I must be an optimist. What else could explain why, every year about this time I spend hours in my garden planting hundreds (yes, hundreds) of tulip bulbs? I do this every autumn despite the fact that I know I will need to do battle with the voracious tulip-devouring deer that frequent my neighborhood.
Every autumn, I gather my gardening tools, my bulb food, my bags of newly purchased tulip bulbs and head out to my flower beds to spend an hour or two. I pull on my gloves and strap on my knee pads and begin punching holes into the ground with a clever little cone-shaped tool designed to do exactly that.
After years of performing this annual ritual, I have finally developed a system. It may not work for everyone, but it works for me. Punch the holes, place the individual bulbs over each one, then twist and lift out a cylinder of dirt using my bulb planter. Next, I sprinkle a little bulb food or bone meal into the hole, stir it up a bit to mix it into the dirt, drop the bulb into place, then empty out the dirt from my tool back into the hole. I do this for no less than 15 bulbs at a time as it seems to make the process go more quickly. Once I’ve covered over the planted bulbs, I poke a little red marker into the perimeter of the area I’ve just worked so that I don’t mistakenly repeat it later. (Took me a few years to figure that one out.)
Usually, I have fairly good luck with this method. Doesn’t even matter if I accidentally slice in half an old bulb buried deep in the ground from last season because tulips left over from the year before rarely produce good flowers the second or third year. (Unless, of course, you go to the trouble of digging them all up and separate off all the baby bulbs.)
For that reason, I quit wasting my money on the fancier breed of tulips from the nearby tulip farms or ordering the tempting delights found on the pages of the full-color catalogs that arrived in the mail.

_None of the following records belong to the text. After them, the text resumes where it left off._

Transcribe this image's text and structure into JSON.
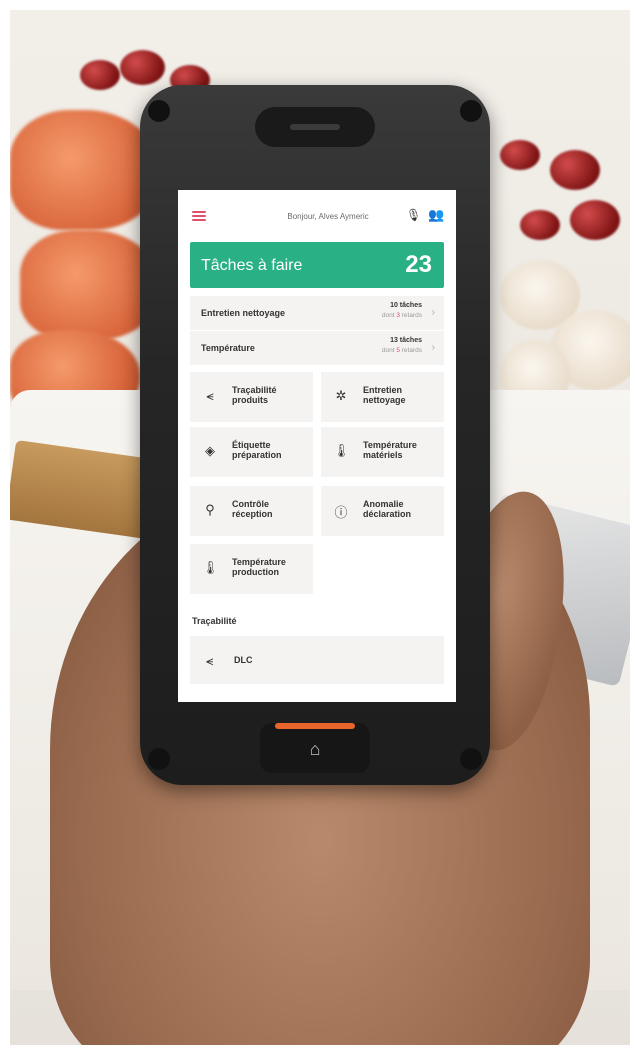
{
  "header": {
    "greeting": "Bonjour, Alves Aymeric",
    "menu_icon": "hamburger-menu-icon",
    "mic_icon": "microphone-icon",
    "users_icon": "users-icon"
  },
  "tasks": {
    "title": "Tâches à faire",
    "count": "23",
    "accent_color": "#29b084",
    "rows": [
      {
        "label": "Entretien nettoyage",
        "count": "10 tâches",
        "sub_prefix": "dont ",
        "late_number": "3",
        "sub_suffix": " retards"
      },
      {
        "label": "Température",
        "count": "13 tâches",
        "sub_prefix": "dont ",
        "late_number": "5",
        "sub_suffix": " retards"
      }
    ]
  },
  "tiles": [
    {
      "line1": "Traçabilité",
      "line2": "produits",
      "icon": "share-icon"
    },
    {
      "line1": "Entretien",
      "line2": "nettoyage",
      "icon": "spray-icon"
    },
    {
      "line1": "Étiquette",
      "line2": "préparation",
      "icon": "tag-icon"
    },
    {
      "line1": "Température",
      "line2": "matériels",
      "icon": "thermometer-icon"
    },
    {
      "line1": "Contrôle",
      "line2": "réception",
      "icon": "search-icon"
    },
    {
      "line1": "Anomalie",
      "line2": "déclaration",
      "icon": "alert-icon"
    },
    {
      "line1": "Température",
      "line2": "production",
      "icon": "thermometer-icon"
    }
  ],
  "traceability": {
    "section_title": "Traçabilité",
    "dlc_label": "DLC",
    "dlc_icon": "share-icon"
  },
  "late_color": "#e0506a"
}
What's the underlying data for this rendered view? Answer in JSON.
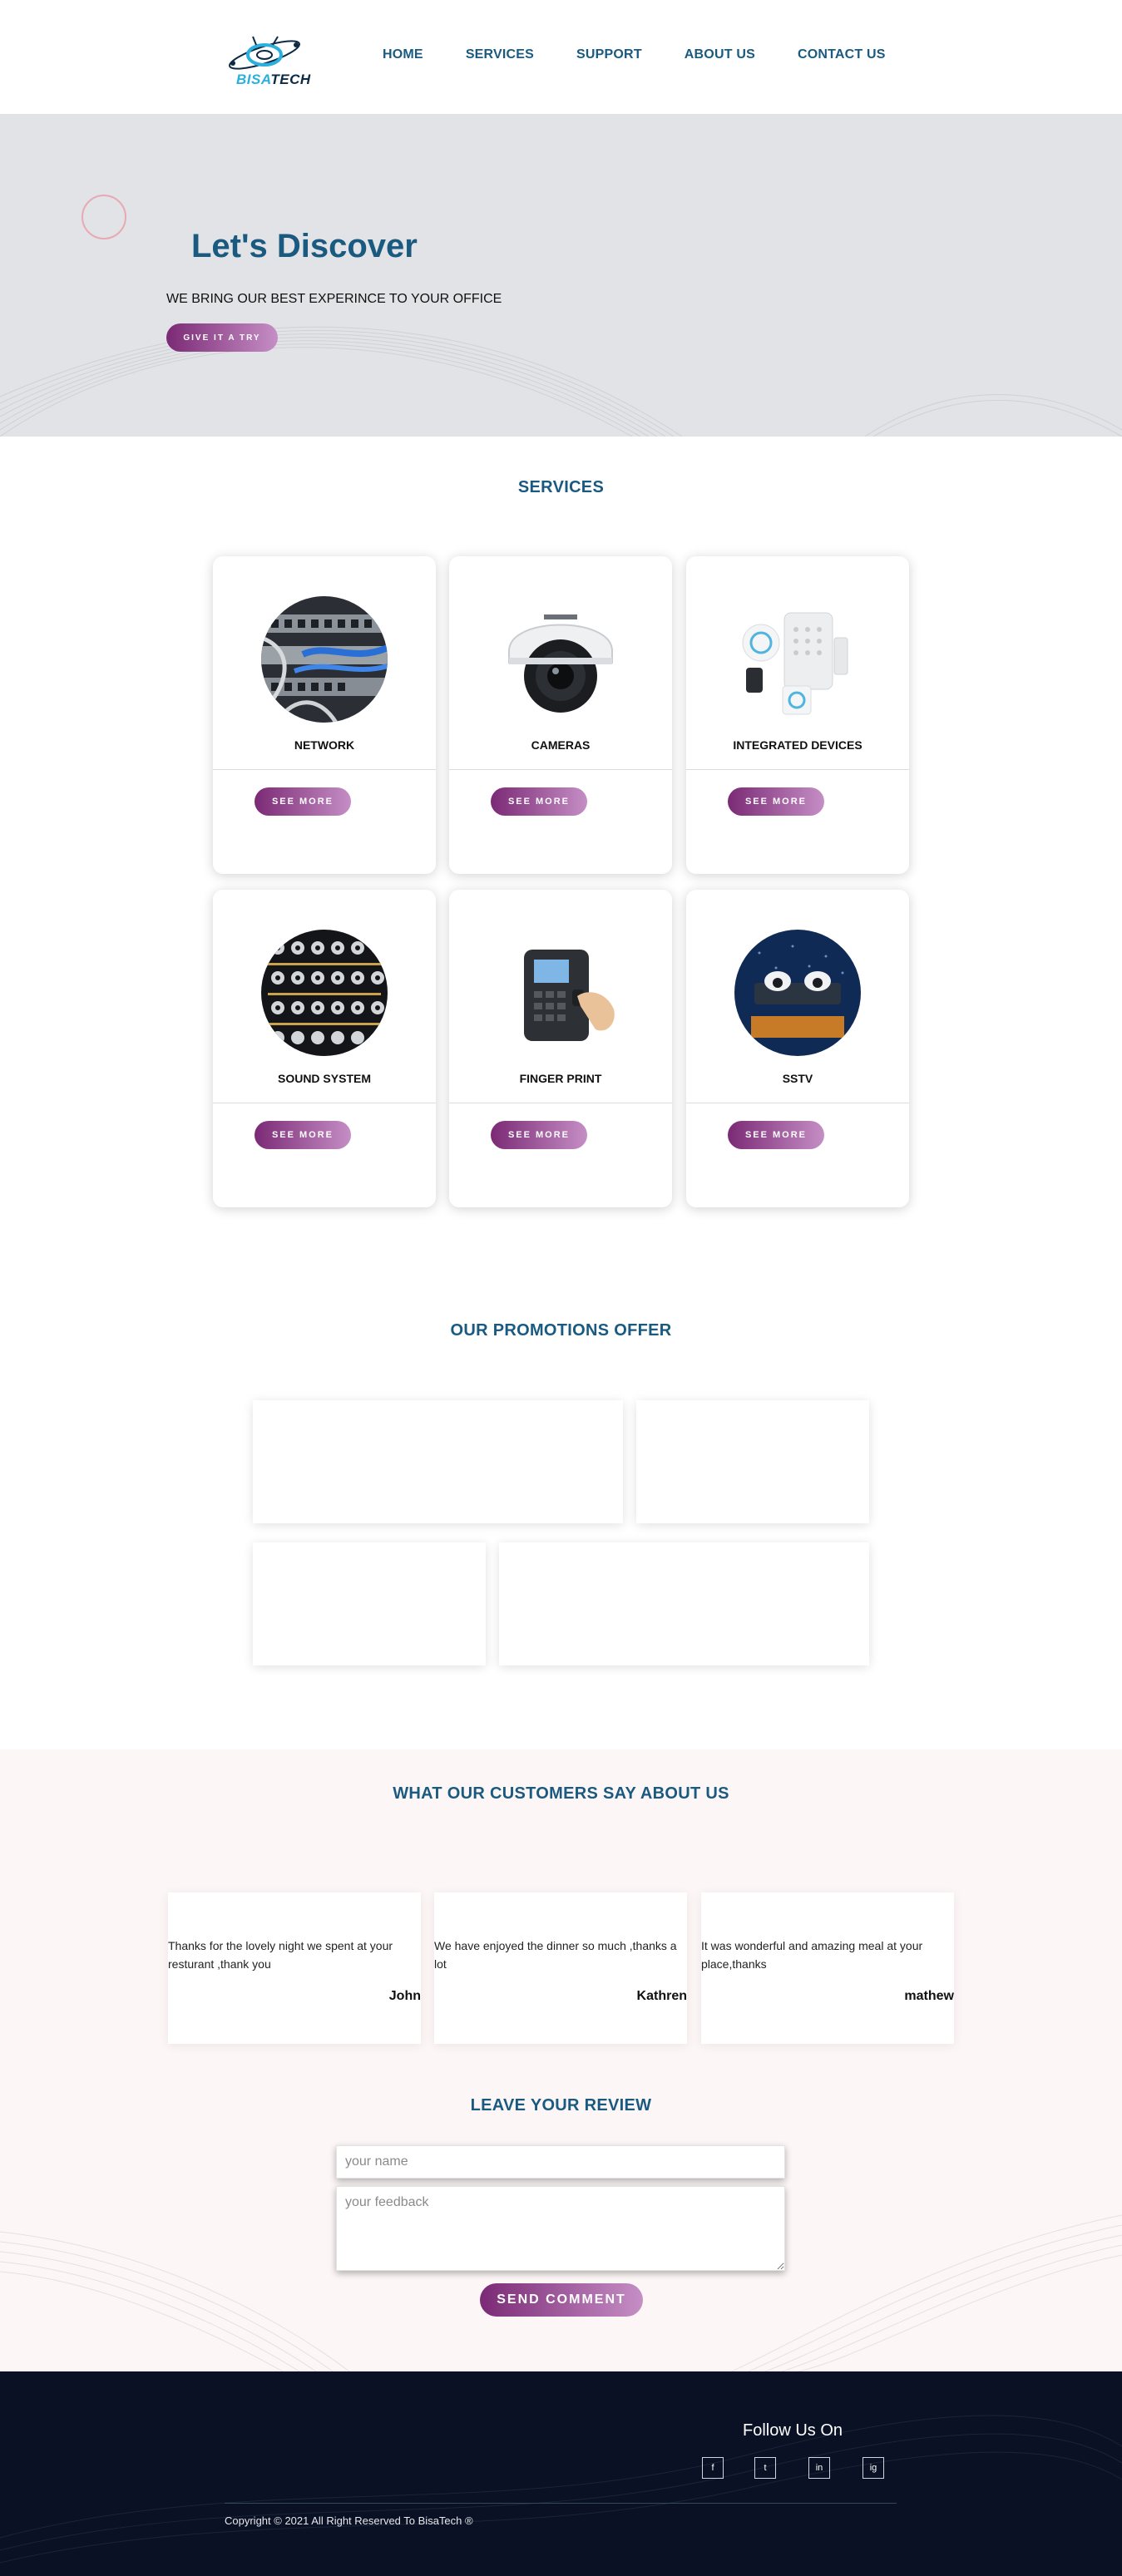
{
  "brand": {
    "logo_part1": "BISA",
    "logo_part2": "TECH"
  },
  "nav": {
    "items": [
      {
        "label": "HOME"
      },
      {
        "label": "SERVICES"
      },
      {
        "label": "SUPPORT"
      },
      {
        "label": "ABOUT US"
      },
      {
        "label": "CONTACT US"
      }
    ]
  },
  "hero": {
    "title": "Let's Discover",
    "subtitle": "WE BRING OUR BEST EXPERINCE TO YOUR OFFICE",
    "cta_label": "GIVE IT A TRY"
  },
  "services": {
    "title": "SERVICES",
    "more_label": "SEE MORE",
    "items": [
      {
        "name": "NETWORK",
        "icon": "network-icon"
      },
      {
        "name": "CAMERAS",
        "icon": "camera-icon"
      },
      {
        "name": "INTEGRATED DEVICES",
        "icon": "integrated-devices-icon"
      },
      {
        "name": "SOUND SYSTEM",
        "icon": "sound-system-icon"
      },
      {
        "name": "FINGER PRINT",
        "icon": "fingerprint-icon"
      },
      {
        "name": "SSTV",
        "icon": "sstv-icon"
      }
    ]
  },
  "promotions": {
    "title": "OUR PROMOTIONS OFFER"
  },
  "testimonials": {
    "title": "WHAT OUR CUSTOMERS SAY ABOUT US",
    "items": [
      {
        "quote": "Thanks for the lovely night we spent at your resturant ,thank you",
        "author": "John"
      },
      {
        "quote": "We have enjoyed the dinner so much ,thanks a lot",
        "author": "Kathren"
      },
      {
        "quote": "It was wonderful and amazing meal at your place,thanks",
        "author": "mathew"
      }
    ]
  },
  "review": {
    "title": "LEAVE YOUR REVIEW",
    "name_placeholder": "your name",
    "name_value": "",
    "feedback_placeholder": "your feedback",
    "feedback_value": "",
    "send_label": "SEND COMMENT"
  },
  "footer": {
    "follow_title": "Follow Us On",
    "social": [
      {
        "glyph": "f",
        "icon": "facebook-icon"
      },
      {
        "glyph": "t",
        "icon": "twitter-icon"
      },
      {
        "glyph": "in",
        "icon": "linkedin-icon"
      },
      {
        "glyph": "ig",
        "icon": "instagram-icon"
      }
    ],
    "copyright": "Copyright © 2021 All Right Reserved To BisaTech ®"
  },
  "colors": {
    "primary": "#1a5a80",
    "accent_start": "#7b2a75",
    "accent_end": "#c58ec5",
    "hero_bg": "#e1e3e6",
    "testimonial_bg": "#fcf6f6",
    "footer_bg": "#0a1124"
  }
}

Now, I settle for inexpensive bags of 90 sold at a big box store because, as my husband never ceases to remind me, I’m just buying food for the deer.
If I am diligent and start in February to discourage the deer from having dinner on me, I wind up with a pretty lovely display of color in the spring. If I plan carefully, this springtime show will last for a couple of months. I try not to leave home too much during late March and April, when the flowers are in full bloom, so that I can literally enjoy the ‘flowers of my labor.’ I still like to make trips to the local tulip fields, but I find my own much more gratifying.
So, today I once again don my gardener’s gear, collect my tools and spend some time digging in the soil, performing the exercise of the optimist. Let me know if you’re an optimist too.